Letter | Published:

Binding of aldosterone by mitochondria-rich cells of the toad urinary bladder

Naturevolume 257pages241243 (1975) | Download Citation



ALDOSTERONE causes a large increase in the active transport of sodium by the urinary bladder1 of the toad. This response, analogous to the effects of the steroid on the kidney, has been the object of considerable biochemical study2. Aldosterone also enhances the stimulation by neurohypophyseal hormones of sodium and hydro-osmotic flux3,4. Because the response in sodium transport seems quantitatively related to the increment of cyclic AMP generated by vasopressin5, augmentation of the sodium response is presumably related to the larger increment of intracellular nucleotide induced by a given dose of vaso-pressin in steroid-treated bladders6. Using a technique for separating the two major cell types of the bladder mucosal epithelium—the granular (G) and the mitochondria-rich (MR) cells—we found that a response to neurohypophyseal hormones, as reflected by hormone-induced increases in the intracellular cyclic AMP content, is apparently limited to the MR cell7. This apparent synergism of the neurohypophyseal and steroid hormones on transport suggests that their loci of action are in close proximity. We therefore examined the binding of 3H-aldosterone by the two major cell types.
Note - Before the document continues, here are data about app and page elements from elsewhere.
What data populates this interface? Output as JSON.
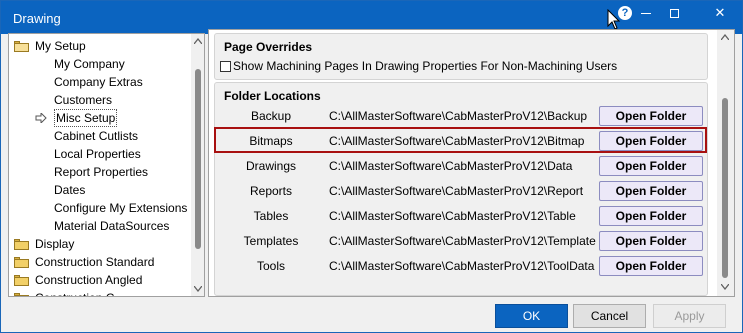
{
  "window": {
    "title": "Drawing"
  },
  "tree": {
    "items": [
      {
        "label": "My Setup",
        "type": "folder-open",
        "level": 0
      },
      {
        "label": "My Company",
        "type": "item",
        "level": 1
      },
      {
        "label": "Company Extras",
        "type": "item",
        "level": 1
      },
      {
        "label": "Customers",
        "type": "item",
        "level": 1
      },
      {
        "label": "Misc Setup",
        "type": "item",
        "level": 1,
        "selected": true
      },
      {
        "label": "Cabinet Cutlists",
        "type": "item",
        "level": 1
      },
      {
        "label": "Local Properties",
        "type": "item",
        "level": 1
      },
      {
        "label": "Report Properties",
        "type": "item",
        "level": 1
      },
      {
        "label": "Dates",
        "type": "item",
        "level": 1
      },
      {
        "label": "Configure My Extensions",
        "type": "item",
        "level": 1
      },
      {
        "label": "Material DataSources",
        "type": "item",
        "level": 1
      },
      {
        "label": "Display",
        "type": "folder",
        "level": 0
      },
      {
        "label": "Construction Standard",
        "type": "folder",
        "level": 0
      },
      {
        "label": "Construction Angled",
        "type": "folder",
        "level": 0
      },
      {
        "label": "Construction C",
        "type": "folder",
        "level": 0
      }
    ]
  },
  "page_overrides": {
    "title": "Page Overrides",
    "checkbox_label": "Show Machining Pages In Drawing Properties For Non-Machining Users",
    "checked": false
  },
  "folder_locations": {
    "title": "Folder Locations",
    "button_label": "Open Folder",
    "rows": [
      {
        "label": "Backup",
        "path": "C:\\AllMasterSoftware\\CabMasterProV12\\Backup"
      },
      {
        "label": "Bitmaps",
        "path": "C:\\AllMasterSoftware\\CabMasterProV12\\Bitmap",
        "highlighted": true
      },
      {
        "label": "Drawings",
        "path": "C:\\AllMasterSoftware\\CabMasterProV12\\Data"
      },
      {
        "label": "Reports",
        "path": "C:\\AllMasterSoftware\\CabMasterProV12\\Report"
      },
      {
        "label": "Tables",
        "path": "C:\\AllMasterSoftware\\CabMasterProV12\\Table"
      },
      {
        "label": "Templates",
        "path": "C:\\AllMasterSoftware\\CabMasterProV12\\Template"
      },
      {
        "label": "Tools",
        "path": "C:\\AllMasterSoftware\\CabMasterProV12\\ToolData"
      }
    ]
  },
  "buttons": {
    "ok": "OK",
    "cancel": "Cancel",
    "apply": "Apply"
  },
  "titlebar_buttons": {
    "help": "?"
  },
  "colors": {
    "titlebar": "#0b64c0",
    "highlight_outline": "#a81010",
    "button_face": "#ece8f8"
  }
}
Access optionsAccess options

Rent or Buy article

Get time limited or full article access on ReadCube.


All prices are NET prices.


  1. 1

    Crabbé, J., J. clin. Invest., 40, 2103–2110 (1961).

  2. 2

    Sharp, G. W. G., and Leaf, A., Physiol. Rev., 46, 593–633 (1966).

  3. 3

    Fanestil, D. D., Porter, G. A., and Edelman, I. S., Biochim. biophys. Acta, 135, 74–88 (1967).

  4. 4

    Handler, J. S., Preston, A. S., and Orloff, J., J. clin. Invest., 48, 823–833 (1969).

  5. 5

    Sapirstein, V. S., and Scott, W. N., J. clin. Invest., 52, 2379–2382 (1973).

  6. 6

    Stoff, J. S., Handler, J. S., and Orloff, J., Proc. natn. Acad. Sci. U.S.A., 69, 805–808 (1972).

  7. 7

    Scott, W. N., Sapirstein, V. S., and Yoder, M. J., Science, 184, 797–800 (1974).

  8. 8

    Ausiello, G. A., and Sharp, G. W. G., Endocrinology, 82, 1163–1169 (1969).

  9. 9

    Hunter, M. J., and Commerford, S. L., Biochim. biophys. Acta, 47, 580–586 (1961).

  10. 10

    Scott, W. N., and Sapirstein, V. S., Proc. natn. Acad. Sci. U.S.A., 72 (in the press).

  11. 11

    Voûte, C. L., Hänni, S., and Ammann, E., J. Steriod Biochem., 3, 161–165 (1972).

  12. 12

    DiBona, D. R., Civan, M. M., and Leaf, A., J. Membr. Biol., 1, 79–91 (1969).

  13. 13

    Davis, W. L., Goodman, D. B. P., Martin, J. H., Matthews, J. L., and Rasmussen, H., J. Cell Biol., 61, 554–547, (1974).

Download references

Author information


  1. Departments of Physiology and Ophthalmology, Mount Sinai School of Medicine, 100th Street and Fifth Avenue, New York, New York, 10029

    •  & WALTER N. SCOTT


  1. Search for VICTOR S. SAPIRSTEIN in:

  2. Search for WALTER N. SCOTT in:

About this article

Publication history



Issue Date



Further reading


By submitting a comment you agree to abide by our Terms and Community Guidelines. If you find something abusive or that does not comply with our terms or guidelines please flag it as inappropriate.